[Stored entries]
•••
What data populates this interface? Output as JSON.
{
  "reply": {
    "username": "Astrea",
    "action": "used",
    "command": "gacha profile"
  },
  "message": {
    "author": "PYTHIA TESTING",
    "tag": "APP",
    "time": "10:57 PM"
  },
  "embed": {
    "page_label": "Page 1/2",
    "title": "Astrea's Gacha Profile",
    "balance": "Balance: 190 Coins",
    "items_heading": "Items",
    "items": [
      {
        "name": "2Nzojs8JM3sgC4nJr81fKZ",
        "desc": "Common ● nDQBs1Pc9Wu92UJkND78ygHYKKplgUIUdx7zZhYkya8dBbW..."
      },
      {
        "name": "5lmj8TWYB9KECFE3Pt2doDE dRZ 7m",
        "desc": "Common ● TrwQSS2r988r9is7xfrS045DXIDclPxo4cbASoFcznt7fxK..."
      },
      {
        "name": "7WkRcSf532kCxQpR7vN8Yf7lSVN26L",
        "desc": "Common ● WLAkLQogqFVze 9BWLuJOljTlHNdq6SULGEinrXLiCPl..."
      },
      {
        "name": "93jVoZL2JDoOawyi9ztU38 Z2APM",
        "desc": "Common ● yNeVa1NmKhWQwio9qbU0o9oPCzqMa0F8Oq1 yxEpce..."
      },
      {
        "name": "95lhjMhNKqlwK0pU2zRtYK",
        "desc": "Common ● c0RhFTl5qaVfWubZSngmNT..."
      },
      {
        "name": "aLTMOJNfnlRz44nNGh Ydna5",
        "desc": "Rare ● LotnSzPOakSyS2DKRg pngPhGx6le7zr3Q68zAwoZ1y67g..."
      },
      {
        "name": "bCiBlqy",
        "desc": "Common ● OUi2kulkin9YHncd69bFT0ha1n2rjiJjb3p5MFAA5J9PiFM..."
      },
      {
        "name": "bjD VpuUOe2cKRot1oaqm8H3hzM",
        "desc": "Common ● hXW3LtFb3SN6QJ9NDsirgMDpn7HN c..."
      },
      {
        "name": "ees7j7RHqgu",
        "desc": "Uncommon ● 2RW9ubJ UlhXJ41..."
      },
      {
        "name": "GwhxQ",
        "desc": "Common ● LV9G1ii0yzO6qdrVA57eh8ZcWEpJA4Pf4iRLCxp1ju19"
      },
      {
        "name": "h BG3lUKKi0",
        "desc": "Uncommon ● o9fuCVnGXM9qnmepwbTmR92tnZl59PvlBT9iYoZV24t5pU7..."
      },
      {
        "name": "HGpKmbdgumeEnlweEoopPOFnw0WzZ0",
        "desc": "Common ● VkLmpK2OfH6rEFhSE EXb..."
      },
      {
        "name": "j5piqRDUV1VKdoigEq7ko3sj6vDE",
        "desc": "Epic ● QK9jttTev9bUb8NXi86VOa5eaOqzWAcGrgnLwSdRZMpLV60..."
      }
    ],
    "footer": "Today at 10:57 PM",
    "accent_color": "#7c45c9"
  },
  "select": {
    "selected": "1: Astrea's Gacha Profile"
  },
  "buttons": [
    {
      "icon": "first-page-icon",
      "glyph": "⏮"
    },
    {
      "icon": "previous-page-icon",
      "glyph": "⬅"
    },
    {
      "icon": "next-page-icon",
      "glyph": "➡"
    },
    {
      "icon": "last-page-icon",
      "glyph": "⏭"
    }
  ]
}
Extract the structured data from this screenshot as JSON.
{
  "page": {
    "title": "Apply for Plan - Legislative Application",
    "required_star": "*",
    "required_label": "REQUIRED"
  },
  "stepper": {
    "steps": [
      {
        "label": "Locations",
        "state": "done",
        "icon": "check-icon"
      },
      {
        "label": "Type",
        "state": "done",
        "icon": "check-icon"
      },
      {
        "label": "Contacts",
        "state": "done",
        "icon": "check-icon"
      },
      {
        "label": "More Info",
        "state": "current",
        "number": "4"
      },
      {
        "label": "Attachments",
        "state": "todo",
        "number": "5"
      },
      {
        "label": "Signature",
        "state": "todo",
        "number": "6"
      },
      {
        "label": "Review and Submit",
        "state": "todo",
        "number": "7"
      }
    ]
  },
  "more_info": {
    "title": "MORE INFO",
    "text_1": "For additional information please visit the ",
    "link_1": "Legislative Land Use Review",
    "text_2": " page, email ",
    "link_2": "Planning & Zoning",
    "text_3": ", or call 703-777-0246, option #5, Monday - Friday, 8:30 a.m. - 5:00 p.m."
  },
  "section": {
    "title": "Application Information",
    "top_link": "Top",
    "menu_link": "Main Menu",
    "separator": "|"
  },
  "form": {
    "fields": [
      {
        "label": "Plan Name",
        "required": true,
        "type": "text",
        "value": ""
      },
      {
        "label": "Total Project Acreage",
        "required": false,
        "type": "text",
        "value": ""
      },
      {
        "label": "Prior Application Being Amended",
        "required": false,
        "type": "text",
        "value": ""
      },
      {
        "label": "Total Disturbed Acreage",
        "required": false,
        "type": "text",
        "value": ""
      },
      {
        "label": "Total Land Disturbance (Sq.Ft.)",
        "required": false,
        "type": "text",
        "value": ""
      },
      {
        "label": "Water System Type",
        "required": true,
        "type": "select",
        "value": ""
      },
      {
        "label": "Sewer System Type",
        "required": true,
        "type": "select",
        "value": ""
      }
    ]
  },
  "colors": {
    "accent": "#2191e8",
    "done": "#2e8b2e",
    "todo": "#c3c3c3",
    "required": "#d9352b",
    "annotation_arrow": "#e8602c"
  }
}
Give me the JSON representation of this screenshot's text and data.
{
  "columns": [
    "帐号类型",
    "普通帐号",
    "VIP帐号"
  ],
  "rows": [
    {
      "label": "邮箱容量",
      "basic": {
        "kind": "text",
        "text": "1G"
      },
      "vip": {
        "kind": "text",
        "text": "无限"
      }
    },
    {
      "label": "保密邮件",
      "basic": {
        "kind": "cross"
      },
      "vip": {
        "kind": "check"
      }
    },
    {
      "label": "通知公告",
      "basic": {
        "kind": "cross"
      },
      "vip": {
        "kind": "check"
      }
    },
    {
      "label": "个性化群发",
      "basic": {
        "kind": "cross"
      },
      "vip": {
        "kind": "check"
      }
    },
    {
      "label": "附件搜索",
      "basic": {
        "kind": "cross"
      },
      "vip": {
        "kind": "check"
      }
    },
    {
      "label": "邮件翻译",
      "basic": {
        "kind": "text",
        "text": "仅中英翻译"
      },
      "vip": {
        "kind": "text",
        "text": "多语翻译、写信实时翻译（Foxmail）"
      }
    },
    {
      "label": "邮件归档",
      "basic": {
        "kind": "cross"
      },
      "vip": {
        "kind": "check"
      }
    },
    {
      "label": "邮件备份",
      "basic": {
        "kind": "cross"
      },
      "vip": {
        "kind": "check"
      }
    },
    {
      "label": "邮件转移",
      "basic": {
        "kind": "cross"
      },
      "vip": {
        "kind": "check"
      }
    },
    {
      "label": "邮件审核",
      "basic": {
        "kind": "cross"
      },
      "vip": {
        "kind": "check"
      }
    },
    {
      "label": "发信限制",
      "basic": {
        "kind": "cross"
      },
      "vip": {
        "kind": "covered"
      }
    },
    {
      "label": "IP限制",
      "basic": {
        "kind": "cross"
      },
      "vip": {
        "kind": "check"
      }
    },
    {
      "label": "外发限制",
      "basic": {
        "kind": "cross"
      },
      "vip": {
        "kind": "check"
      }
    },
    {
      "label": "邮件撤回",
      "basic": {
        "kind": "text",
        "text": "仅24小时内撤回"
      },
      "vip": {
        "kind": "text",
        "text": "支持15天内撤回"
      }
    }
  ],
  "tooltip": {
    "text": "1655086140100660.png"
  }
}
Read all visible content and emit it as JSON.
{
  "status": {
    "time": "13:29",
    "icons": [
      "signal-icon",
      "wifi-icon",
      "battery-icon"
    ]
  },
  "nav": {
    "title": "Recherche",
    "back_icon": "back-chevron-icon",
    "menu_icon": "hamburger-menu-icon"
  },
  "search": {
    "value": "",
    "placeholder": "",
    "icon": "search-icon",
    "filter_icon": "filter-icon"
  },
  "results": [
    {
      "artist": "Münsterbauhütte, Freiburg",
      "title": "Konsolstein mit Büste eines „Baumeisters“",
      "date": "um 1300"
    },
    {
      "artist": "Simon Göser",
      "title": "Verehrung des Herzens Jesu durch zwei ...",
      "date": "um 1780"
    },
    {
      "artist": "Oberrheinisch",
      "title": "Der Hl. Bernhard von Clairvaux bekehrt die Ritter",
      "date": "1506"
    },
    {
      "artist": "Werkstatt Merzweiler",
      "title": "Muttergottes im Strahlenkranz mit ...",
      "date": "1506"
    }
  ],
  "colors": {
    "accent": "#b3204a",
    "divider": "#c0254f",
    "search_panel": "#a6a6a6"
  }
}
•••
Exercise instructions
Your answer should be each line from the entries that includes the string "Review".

Written response
        "label": "Review and Submit",
    "link_1": "Legislative Land Use Review",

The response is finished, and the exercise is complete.